RECORDS FOR THE EXERCISE -
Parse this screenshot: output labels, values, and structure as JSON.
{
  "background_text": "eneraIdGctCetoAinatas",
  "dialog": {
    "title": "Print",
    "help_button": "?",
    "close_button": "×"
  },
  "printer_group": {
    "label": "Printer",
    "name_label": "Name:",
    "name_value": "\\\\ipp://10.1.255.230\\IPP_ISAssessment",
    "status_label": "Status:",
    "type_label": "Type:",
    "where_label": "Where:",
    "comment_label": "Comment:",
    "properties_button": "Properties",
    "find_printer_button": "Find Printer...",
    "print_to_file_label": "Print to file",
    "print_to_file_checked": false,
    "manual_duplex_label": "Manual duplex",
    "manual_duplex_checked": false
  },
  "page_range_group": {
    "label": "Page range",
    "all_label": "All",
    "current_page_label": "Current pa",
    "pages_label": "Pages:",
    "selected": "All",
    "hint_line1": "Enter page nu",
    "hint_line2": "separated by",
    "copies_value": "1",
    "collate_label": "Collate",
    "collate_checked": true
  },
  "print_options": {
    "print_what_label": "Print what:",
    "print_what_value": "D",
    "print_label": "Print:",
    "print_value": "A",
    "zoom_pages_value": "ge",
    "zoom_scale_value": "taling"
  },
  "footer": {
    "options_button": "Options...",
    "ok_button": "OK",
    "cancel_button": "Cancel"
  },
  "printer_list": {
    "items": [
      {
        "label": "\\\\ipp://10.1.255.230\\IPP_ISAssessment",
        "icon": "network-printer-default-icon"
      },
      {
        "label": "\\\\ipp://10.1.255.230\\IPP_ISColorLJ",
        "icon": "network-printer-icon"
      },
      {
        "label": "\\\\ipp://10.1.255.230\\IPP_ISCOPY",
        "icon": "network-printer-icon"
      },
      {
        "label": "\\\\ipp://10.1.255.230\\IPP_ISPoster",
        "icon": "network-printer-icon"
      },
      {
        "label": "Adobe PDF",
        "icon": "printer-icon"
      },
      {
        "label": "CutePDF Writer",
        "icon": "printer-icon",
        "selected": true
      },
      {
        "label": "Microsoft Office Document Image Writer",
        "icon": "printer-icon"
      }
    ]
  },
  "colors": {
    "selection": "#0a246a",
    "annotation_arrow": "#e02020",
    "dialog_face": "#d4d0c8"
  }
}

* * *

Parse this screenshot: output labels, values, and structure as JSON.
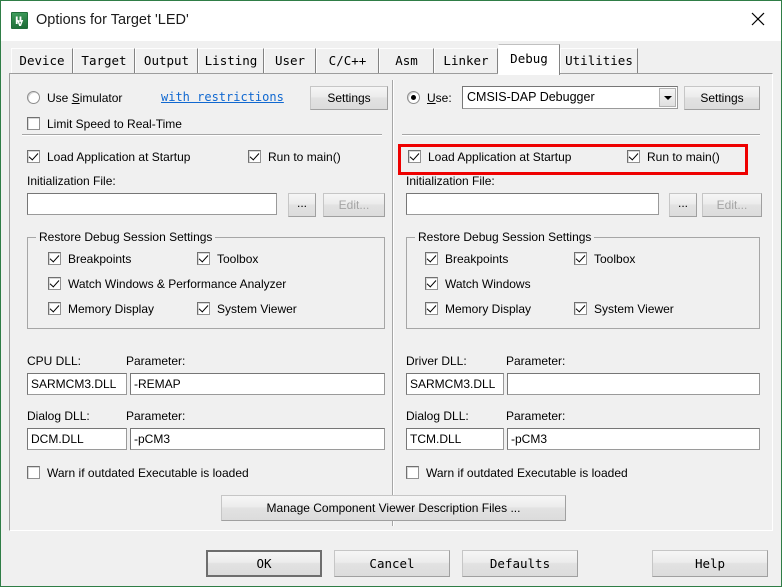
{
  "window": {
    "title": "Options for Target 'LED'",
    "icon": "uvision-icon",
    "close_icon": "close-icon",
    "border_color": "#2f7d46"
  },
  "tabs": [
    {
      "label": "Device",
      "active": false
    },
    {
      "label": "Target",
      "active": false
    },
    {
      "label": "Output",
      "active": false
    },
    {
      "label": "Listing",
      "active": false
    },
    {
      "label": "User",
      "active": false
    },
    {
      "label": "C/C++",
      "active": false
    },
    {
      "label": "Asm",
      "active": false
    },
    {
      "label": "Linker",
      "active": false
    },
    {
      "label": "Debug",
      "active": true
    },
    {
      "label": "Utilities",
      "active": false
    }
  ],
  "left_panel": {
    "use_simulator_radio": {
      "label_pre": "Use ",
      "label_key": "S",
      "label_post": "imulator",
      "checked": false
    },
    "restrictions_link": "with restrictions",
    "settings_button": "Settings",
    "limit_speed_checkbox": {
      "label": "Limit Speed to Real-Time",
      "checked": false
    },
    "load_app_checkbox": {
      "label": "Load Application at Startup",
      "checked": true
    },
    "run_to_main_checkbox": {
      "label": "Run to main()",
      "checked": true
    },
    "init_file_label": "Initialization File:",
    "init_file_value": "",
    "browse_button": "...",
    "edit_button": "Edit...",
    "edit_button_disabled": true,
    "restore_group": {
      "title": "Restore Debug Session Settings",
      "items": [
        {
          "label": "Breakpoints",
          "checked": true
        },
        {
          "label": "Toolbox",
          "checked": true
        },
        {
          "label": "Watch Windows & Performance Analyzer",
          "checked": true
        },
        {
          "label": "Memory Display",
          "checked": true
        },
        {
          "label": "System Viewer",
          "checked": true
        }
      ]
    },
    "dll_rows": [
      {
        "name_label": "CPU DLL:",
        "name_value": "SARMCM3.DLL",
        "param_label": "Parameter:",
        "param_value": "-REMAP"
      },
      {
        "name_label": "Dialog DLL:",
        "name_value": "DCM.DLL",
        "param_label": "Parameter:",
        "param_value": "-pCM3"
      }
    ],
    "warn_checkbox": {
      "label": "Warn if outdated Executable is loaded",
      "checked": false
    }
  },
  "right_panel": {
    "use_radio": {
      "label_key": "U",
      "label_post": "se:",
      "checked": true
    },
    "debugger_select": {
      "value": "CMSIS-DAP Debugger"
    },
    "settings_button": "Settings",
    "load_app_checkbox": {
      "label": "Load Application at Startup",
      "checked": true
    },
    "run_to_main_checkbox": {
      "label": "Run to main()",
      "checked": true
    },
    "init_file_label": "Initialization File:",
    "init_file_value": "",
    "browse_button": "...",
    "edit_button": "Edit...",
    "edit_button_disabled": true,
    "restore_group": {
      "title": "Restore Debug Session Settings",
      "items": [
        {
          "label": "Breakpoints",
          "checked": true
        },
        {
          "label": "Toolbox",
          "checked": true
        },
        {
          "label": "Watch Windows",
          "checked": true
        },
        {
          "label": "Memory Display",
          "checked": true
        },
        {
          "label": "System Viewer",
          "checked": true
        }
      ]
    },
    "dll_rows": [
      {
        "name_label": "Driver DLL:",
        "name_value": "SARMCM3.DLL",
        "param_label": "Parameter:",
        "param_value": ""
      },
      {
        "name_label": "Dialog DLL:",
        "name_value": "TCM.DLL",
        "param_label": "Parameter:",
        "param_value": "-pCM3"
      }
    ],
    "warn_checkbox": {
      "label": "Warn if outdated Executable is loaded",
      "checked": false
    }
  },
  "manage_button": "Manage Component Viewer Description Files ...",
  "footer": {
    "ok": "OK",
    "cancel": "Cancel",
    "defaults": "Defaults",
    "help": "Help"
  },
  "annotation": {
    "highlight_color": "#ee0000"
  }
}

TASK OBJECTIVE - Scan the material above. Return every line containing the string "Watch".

EXERCISE RESULT -
          "label": "Watch Windows & Performance Analyzer",
          "label": "Watch Windows",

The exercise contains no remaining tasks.